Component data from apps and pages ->
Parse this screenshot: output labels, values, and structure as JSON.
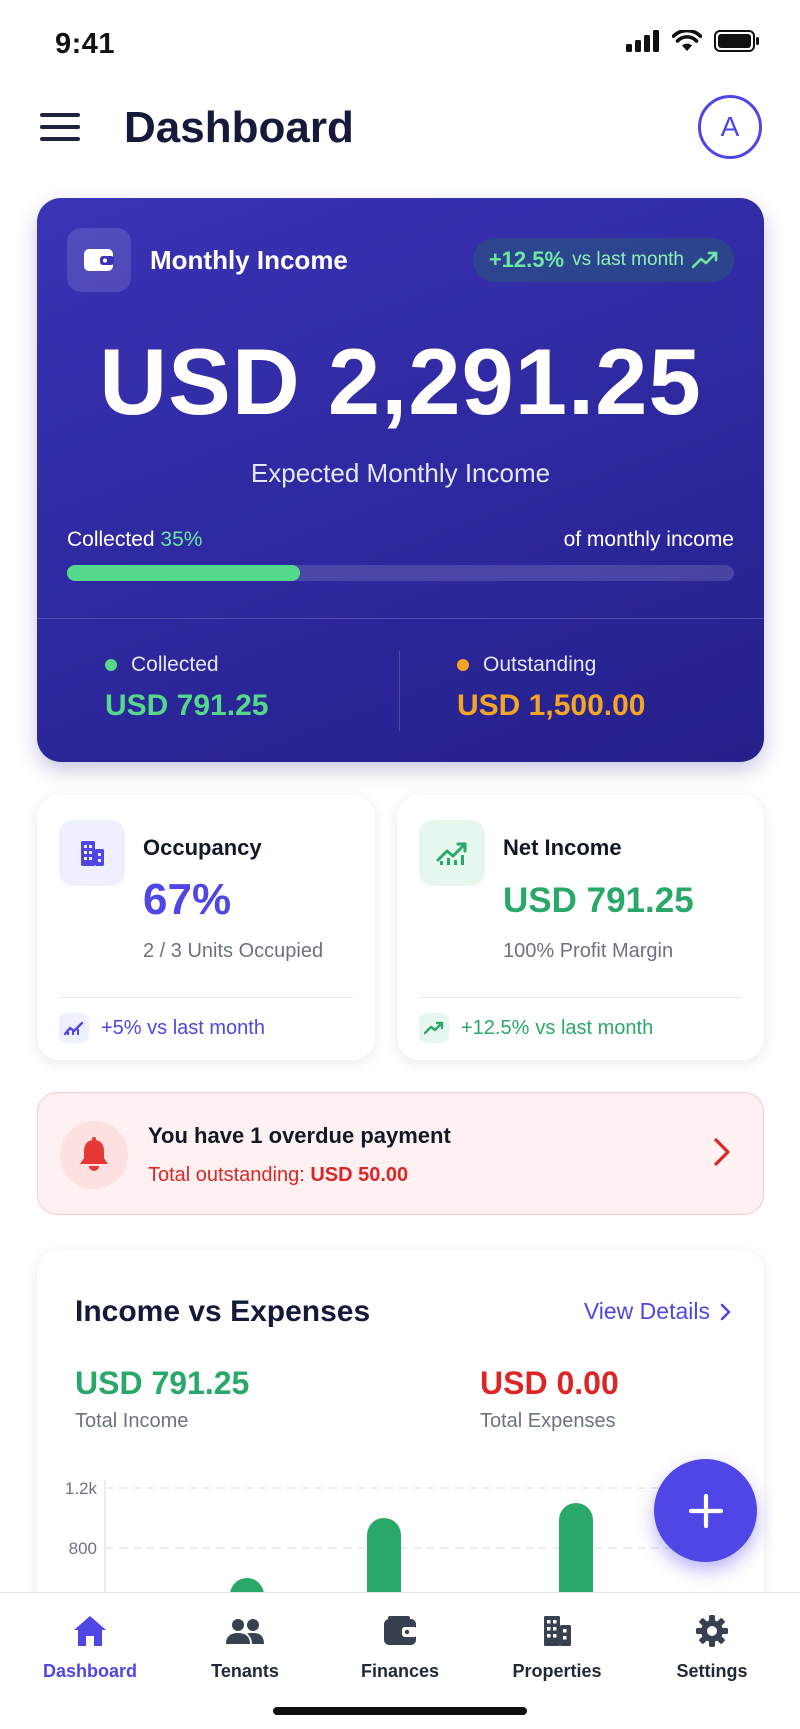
{
  "status_bar": {
    "time": "9:41"
  },
  "header": {
    "title": "Dashboard",
    "avatar_initial": "A"
  },
  "hero": {
    "label": "Monthly Income",
    "trend_value": "+12.5%",
    "trend_text": "vs last month",
    "amount": "USD 2,291.25",
    "subtitle": "Expected Monthly Income",
    "collected_label": "Collected",
    "collected_pct": "35%",
    "progress_fraction": 0.35,
    "progress_right": "of monthly income",
    "collected_stat_label": "Collected",
    "collected_stat_value": "USD 791.25",
    "outstanding_stat_label": "Outstanding",
    "outstanding_stat_value": "USD 1,500.00"
  },
  "occupancy": {
    "title": "Occupancy",
    "value": "67%",
    "desc": "2 / 3 Units Occupied",
    "footer": "+5% vs last month"
  },
  "net_income": {
    "title": "Net Income",
    "value": "USD 791.25",
    "desc": "100% Profit Margin",
    "footer_value": "+12.5%",
    "footer_text": "vs last month"
  },
  "alert": {
    "title": "You have 1 overdue payment",
    "sub_prefix": "Total outstanding:",
    "sub_amount": "USD 50.00"
  },
  "income_expenses": {
    "title": "Income vs Expenses",
    "link": "View Details",
    "income_value": "USD 791.25",
    "income_label": "Total Income",
    "expense_value": "USD 0.00",
    "expense_label": "Total Expenses"
  },
  "chart_data": {
    "type": "bar",
    "y_ticks": [
      "1.2k",
      "800"
    ],
    "y_tick_values": [
      1200,
      800
    ],
    "values": [
      600,
      1000,
      1100
    ],
    "grid": true,
    "colors": {
      "bar": "#2aa86a"
    }
  },
  "nav": {
    "items": [
      {
        "label": "Dashboard",
        "icon": "home-icon"
      },
      {
        "label": "Tenants",
        "icon": "users-icon"
      },
      {
        "label": "Finances",
        "icon": "wallet-icon"
      },
      {
        "label": "Properties",
        "icon": "building-icon"
      },
      {
        "label": "Settings",
        "icon": "gear-icon"
      }
    ]
  },
  "colors": {
    "accent": "#4f46e5",
    "green": "#2aa86a",
    "orange": "#f59e0b",
    "red": "#dc2626"
  }
}
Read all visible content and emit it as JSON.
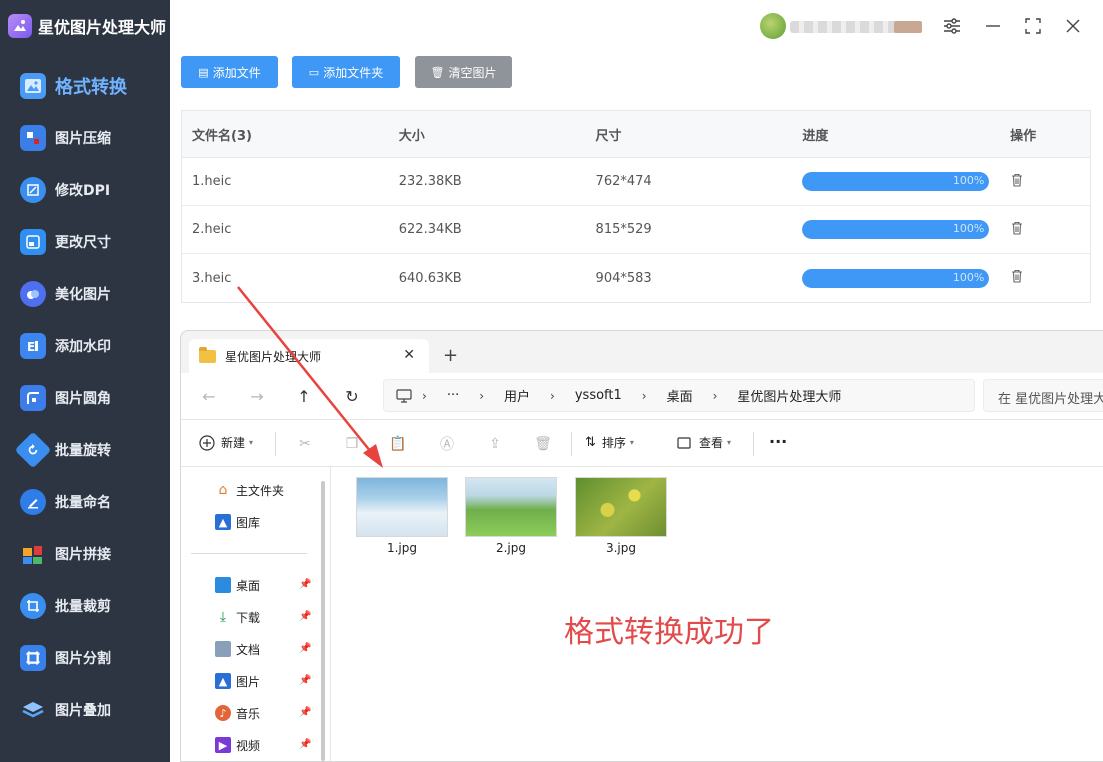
{
  "app": {
    "title": "星优图片处理大师"
  },
  "sidebar": {
    "items": [
      {
        "label": "格式转换",
        "icon": "image-convert-icon",
        "color": "#4a9bf5"
      },
      {
        "label": "图片压缩",
        "icon": "compress-icon",
        "color": "#3a7ee8"
      },
      {
        "label": "修改DPI",
        "icon": "dpi-icon",
        "color": "#3a8ef0"
      },
      {
        "label": "更改尺寸",
        "icon": "resize-icon",
        "color": "#2f8ff2"
      },
      {
        "label": "美化图片",
        "icon": "beautify-icon",
        "color": "#4d6ff0"
      },
      {
        "label": "添加水印",
        "icon": "watermark-icon",
        "color": "#3b86ef"
      },
      {
        "label": "图片圆角",
        "icon": "round-corner-icon",
        "color": "#3d7de9"
      },
      {
        "label": "批量旋转",
        "icon": "rotate-icon",
        "color": "#3a8ef0"
      },
      {
        "label": "批量命名",
        "icon": "rename-icon",
        "color": "#2f7de8"
      },
      {
        "label": "图片拼接",
        "icon": "puzzle-icon",
        "color": "#3f8cf0"
      },
      {
        "label": "批量裁剪",
        "icon": "crop-icon",
        "color": "#3a8ef0"
      },
      {
        "label": "图片分割",
        "icon": "split-icon",
        "color": "#3a80ea"
      },
      {
        "label": "图片叠加",
        "icon": "layers-icon",
        "color": "#5aa7f7"
      }
    ]
  },
  "toolbar": {
    "add_file": "添加文件",
    "add_folder": "添加文件夹",
    "clear": "清空图片"
  },
  "table": {
    "headers": [
      "文件名(3)",
      "大小",
      "尺寸",
      "进度",
      "操作"
    ],
    "rows": [
      {
        "name": "1.heic",
        "size": "232.38KB",
        "dims": "762*474",
        "progress": 100,
        "progress_text": "100%"
      },
      {
        "name": "2.heic",
        "size": "622.34KB",
        "dims": "815*529",
        "progress": 100,
        "progress_text": "100%"
      },
      {
        "name": "3.heic",
        "size": "640.63KB",
        "dims": "904*583",
        "progress": 100,
        "progress_text": "100%"
      }
    ]
  },
  "explorer": {
    "tab_title": "星优图片处理大师",
    "path": [
      "用户",
      "yssoft1",
      "桌面",
      "星优图片处理大师"
    ],
    "ellipsis": "···",
    "search_placeholder": "在 星优图片处理大师 中搜索",
    "commands": {
      "new": "新建",
      "sort": "排序",
      "view": "查看",
      "more": "···"
    },
    "tree": [
      {
        "label": "主文件夹",
        "icon": "home-icon",
        "pinned": false
      },
      {
        "label": "图库",
        "icon": "gallery-icon",
        "pinned": false
      },
      {
        "label": "桌面",
        "icon": "desktop-icon",
        "pinned": true
      },
      {
        "label": "下载",
        "icon": "download-icon",
        "pinned": true
      },
      {
        "label": "文档",
        "icon": "document-icon",
        "pinned": true
      },
      {
        "label": "图片",
        "icon": "pictures-icon",
        "pinned": true
      },
      {
        "label": "音乐",
        "icon": "music-icon",
        "pinned": true
      },
      {
        "label": "视频",
        "icon": "video-icon",
        "pinned": true
      }
    ],
    "files": [
      {
        "name": "1.jpg"
      },
      {
        "name": "2.jpg"
      },
      {
        "name": "3.jpg"
      }
    ],
    "annotation": "格式转换成功了"
  },
  "colors": {
    "sidebar_bg": "#2d3542",
    "accent": "#3f98f5",
    "annotation": "#e34a4a"
  }
}
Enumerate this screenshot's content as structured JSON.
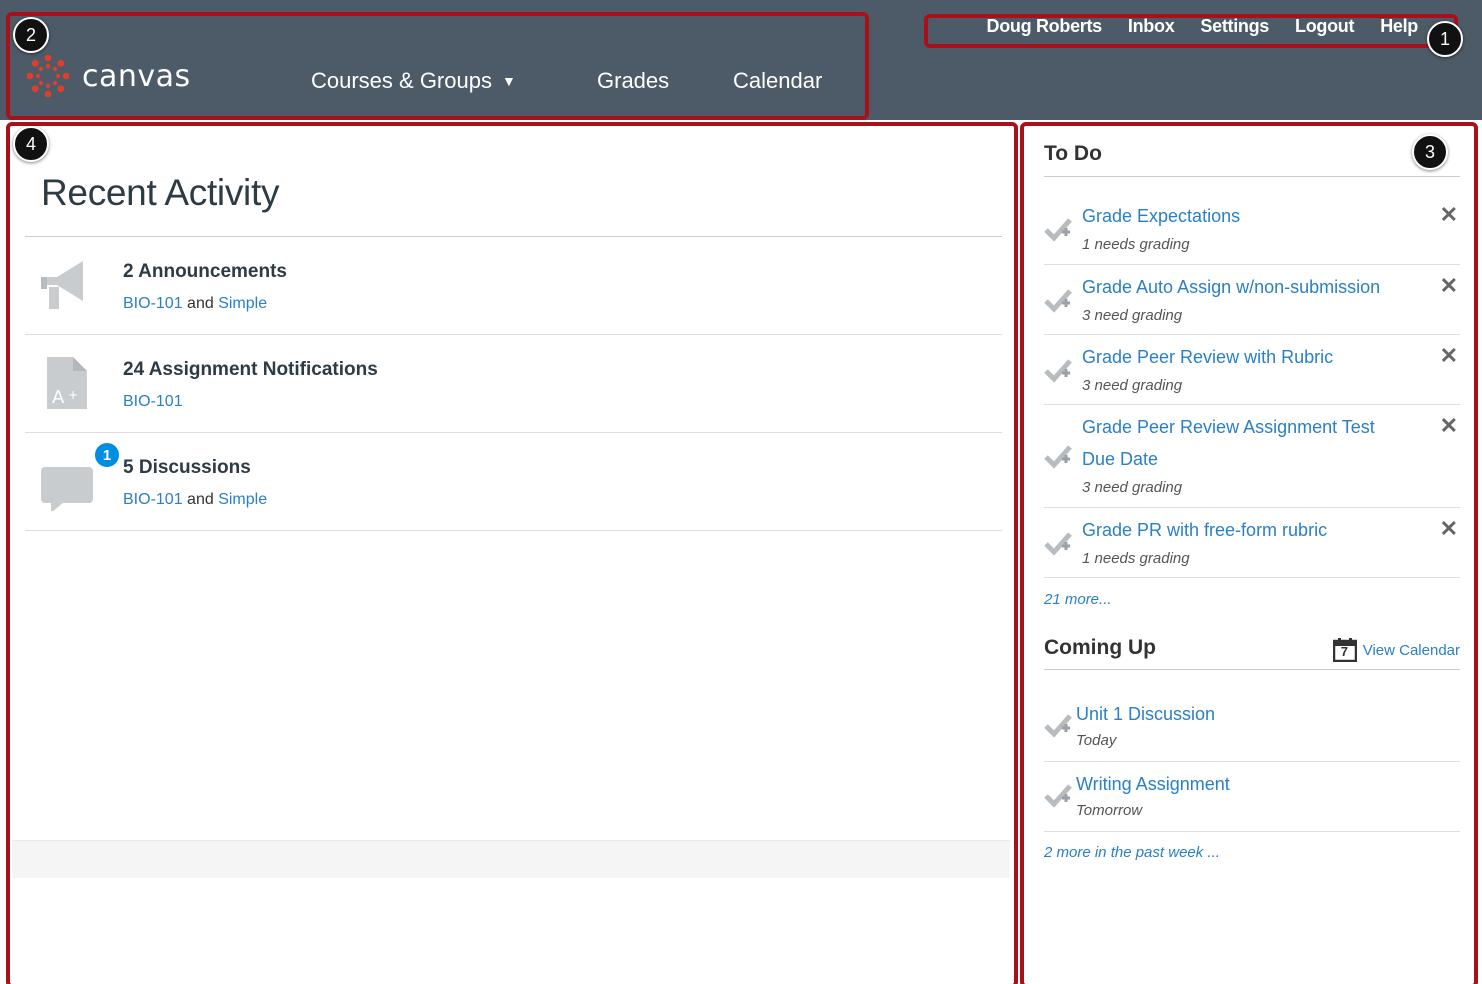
{
  "header": {
    "logo_text": "canvas",
    "nav": {
      "courses": "Courses & Groups",
      "grades": "Grades",
      "calendar": "Calendar"
    },
    "user_links": [
      "Doug Roberts",
      "Inbox",
      "Settings",
      "Logout",
      "Help"
    ]
  },
  "markers": [
    "1",
    "2",
    "3",
    "4"
  ],
  "main": {
    "title": "Recent Activity",
    "items": [
      {
        "title": "2 Announcements",
        "course": "BIO-101",
        "joiner": "and",
        "course2": "Simple",
        "icon": "megaphone-icon"
      },
      {
        "title": "24 Assignment Notifications",
        "course": "BIO-101",
        "icon": "assignment-icon"
      },
      {
        "title": "5 Discussions",
        "course": "BIO-101",
        "joiner": "and",
        "course2": "Simple",
        "icon": "discussion-icon",
        "badge": "1"
      }
    ]
  },
  "sidebar": {
    "todo_title": "To Do",
    "todo": [
      {
        "title": "Grade Expectations",
        "sub": "1 needs grading"
      },
      {
        "title": "Grade Auto Assign w/non-submission",
        "sub": "3 need grading"
      },
      {
        "title": "Grade Peer Review with Rubric",
        "sub": "3 need grading"
      },
      {
        "title": "Grade Peer Review Assignment Test Due Date",
        "sub": "3 need grading"
      },
      {
        "title": "Grade PR with free-form rubric",
        "sub": "1 needs grading"
      }
    ],
    "todo_more": "21 more...",
    "coming_title": "Coming Up",
    "view_calendar": "View Calendar",
    "calendar_day": "7",
    "coming": [
      {
        "title": "Unit 1 Discussion",
        "sub": "Today"
      },
      {
        "title": "Writing Assignment",
        "sub": "Tomorrow"
      }
    ],
    "coming_more": "2 more in the past week ..."
  },
  "colors": {
    "header_bg": "#4d5a68",
    "link": "#2980c8",
    "callout": "#a8111a",
    "badge": "#008ee2",
    "logo": "#e03e2d"
  }
}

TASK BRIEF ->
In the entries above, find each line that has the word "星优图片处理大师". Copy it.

SOLUTION TO THIS TASK ->
    "title": "星优图片处理大师"
    "tab_title": "星优图片处理大师",
      "星优图片处理大师"
    "search_placeholder": "在 星优图片处理大师 中搜索",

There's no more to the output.